In the listing that follows, how many lines include the string "name"? Reply with only the number.
○ ○ ○ ○ ○
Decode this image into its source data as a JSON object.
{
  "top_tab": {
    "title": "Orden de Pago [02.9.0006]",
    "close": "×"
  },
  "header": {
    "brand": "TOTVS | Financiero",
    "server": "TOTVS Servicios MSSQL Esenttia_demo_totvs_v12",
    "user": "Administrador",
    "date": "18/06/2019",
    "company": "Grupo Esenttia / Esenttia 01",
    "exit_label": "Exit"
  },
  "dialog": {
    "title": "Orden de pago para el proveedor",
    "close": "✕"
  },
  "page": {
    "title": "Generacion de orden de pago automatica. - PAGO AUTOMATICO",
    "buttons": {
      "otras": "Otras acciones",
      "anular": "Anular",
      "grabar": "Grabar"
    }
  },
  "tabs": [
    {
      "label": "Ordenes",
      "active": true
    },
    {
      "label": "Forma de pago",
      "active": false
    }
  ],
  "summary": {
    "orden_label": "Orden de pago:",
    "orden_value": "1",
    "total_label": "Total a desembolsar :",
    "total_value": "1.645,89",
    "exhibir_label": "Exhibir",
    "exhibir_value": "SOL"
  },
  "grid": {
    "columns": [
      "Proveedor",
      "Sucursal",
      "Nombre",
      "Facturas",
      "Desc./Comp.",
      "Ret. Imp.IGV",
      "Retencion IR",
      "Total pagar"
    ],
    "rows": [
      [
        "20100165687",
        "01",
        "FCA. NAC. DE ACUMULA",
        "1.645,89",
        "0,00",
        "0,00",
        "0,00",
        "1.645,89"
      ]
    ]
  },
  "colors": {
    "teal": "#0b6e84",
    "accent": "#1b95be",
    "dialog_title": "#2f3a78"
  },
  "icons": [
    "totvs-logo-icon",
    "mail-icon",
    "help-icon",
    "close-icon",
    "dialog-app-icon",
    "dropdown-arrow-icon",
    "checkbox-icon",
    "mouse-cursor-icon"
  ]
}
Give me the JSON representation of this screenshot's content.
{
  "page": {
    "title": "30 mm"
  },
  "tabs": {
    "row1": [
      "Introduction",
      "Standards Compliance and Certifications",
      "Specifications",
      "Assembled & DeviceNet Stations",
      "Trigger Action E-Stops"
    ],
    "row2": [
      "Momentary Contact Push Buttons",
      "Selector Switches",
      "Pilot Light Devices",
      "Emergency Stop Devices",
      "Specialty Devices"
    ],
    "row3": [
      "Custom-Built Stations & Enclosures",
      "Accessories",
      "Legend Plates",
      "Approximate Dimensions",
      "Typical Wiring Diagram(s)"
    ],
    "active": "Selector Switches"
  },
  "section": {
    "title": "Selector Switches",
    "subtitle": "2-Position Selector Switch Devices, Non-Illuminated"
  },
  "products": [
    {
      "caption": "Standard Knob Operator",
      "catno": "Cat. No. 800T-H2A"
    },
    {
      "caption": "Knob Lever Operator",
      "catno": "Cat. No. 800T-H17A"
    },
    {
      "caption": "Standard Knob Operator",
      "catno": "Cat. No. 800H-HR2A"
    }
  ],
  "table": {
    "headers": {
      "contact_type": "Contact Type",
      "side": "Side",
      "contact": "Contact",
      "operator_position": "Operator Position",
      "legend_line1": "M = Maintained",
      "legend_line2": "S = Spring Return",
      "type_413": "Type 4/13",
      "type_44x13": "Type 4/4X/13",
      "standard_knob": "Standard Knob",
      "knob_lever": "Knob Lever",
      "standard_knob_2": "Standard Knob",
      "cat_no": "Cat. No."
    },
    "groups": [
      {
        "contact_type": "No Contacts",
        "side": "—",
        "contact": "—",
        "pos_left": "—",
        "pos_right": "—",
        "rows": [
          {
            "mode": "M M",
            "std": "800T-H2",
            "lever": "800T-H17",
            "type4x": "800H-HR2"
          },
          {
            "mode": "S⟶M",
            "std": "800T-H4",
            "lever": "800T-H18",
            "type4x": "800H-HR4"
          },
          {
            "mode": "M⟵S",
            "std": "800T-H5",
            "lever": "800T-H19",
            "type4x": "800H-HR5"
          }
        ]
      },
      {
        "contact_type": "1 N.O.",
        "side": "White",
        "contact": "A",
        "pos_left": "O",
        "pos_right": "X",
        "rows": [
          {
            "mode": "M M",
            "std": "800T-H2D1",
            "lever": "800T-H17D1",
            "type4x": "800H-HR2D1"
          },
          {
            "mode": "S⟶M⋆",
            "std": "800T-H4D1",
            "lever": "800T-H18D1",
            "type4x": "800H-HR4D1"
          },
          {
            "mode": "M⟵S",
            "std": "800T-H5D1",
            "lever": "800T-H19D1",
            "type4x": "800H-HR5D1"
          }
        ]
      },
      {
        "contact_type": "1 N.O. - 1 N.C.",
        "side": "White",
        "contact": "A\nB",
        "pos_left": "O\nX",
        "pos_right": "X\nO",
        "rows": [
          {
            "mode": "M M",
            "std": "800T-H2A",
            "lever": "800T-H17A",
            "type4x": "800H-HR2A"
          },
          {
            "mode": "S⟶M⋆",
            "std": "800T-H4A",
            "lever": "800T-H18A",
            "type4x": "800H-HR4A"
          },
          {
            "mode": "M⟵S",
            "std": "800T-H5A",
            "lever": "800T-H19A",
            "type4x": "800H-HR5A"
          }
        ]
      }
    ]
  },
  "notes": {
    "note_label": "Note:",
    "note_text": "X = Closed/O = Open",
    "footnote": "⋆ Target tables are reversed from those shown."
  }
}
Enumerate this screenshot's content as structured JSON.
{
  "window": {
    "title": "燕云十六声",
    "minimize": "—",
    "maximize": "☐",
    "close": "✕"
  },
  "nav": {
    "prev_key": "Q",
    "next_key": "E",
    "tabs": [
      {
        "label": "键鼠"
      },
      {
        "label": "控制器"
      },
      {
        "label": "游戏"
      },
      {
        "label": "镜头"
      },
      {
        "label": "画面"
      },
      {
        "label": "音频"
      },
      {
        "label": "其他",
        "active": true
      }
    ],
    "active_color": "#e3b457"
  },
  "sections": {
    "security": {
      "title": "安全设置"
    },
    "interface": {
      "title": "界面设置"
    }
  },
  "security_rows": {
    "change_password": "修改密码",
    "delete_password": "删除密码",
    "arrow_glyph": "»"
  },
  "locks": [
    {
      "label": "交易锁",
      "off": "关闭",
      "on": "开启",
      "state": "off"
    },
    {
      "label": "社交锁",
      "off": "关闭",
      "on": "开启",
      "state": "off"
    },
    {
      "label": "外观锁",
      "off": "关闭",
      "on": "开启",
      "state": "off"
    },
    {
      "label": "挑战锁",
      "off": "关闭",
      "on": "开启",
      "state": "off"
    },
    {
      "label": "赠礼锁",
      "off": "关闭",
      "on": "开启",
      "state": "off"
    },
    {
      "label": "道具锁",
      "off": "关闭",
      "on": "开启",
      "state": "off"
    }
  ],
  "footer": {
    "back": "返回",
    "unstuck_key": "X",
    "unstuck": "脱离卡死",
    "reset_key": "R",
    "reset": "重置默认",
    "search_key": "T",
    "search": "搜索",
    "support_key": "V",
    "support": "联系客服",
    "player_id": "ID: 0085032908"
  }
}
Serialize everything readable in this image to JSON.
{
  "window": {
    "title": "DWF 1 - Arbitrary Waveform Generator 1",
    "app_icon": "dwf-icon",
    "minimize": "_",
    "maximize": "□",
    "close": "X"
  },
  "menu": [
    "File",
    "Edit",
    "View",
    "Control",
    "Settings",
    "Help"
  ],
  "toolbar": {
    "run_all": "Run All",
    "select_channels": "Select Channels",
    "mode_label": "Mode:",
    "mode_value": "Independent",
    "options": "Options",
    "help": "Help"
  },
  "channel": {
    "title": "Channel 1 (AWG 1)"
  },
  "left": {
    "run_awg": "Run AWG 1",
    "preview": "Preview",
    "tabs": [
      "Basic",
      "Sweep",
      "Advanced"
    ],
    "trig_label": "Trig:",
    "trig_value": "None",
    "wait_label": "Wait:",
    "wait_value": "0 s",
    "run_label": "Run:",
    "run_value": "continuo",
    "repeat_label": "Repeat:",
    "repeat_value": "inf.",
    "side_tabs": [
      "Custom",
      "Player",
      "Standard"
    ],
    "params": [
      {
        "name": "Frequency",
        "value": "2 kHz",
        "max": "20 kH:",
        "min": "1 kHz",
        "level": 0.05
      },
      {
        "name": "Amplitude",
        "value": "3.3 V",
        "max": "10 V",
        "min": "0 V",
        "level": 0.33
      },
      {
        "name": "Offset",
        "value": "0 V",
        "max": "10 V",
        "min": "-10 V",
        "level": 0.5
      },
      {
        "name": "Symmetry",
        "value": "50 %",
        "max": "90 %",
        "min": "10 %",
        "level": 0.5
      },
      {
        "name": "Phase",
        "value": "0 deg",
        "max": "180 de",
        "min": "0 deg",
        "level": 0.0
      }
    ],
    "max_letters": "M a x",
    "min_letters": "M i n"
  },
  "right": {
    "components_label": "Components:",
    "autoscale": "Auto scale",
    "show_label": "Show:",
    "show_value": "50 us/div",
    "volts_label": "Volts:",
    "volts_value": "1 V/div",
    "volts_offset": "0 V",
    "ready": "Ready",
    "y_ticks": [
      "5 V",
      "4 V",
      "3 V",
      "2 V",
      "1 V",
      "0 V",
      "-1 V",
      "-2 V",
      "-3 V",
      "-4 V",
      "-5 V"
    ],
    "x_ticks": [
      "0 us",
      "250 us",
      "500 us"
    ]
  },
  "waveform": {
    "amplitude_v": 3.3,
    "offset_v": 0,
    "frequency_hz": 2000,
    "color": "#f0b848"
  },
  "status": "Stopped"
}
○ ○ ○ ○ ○
**RESPONSE AREA:**
5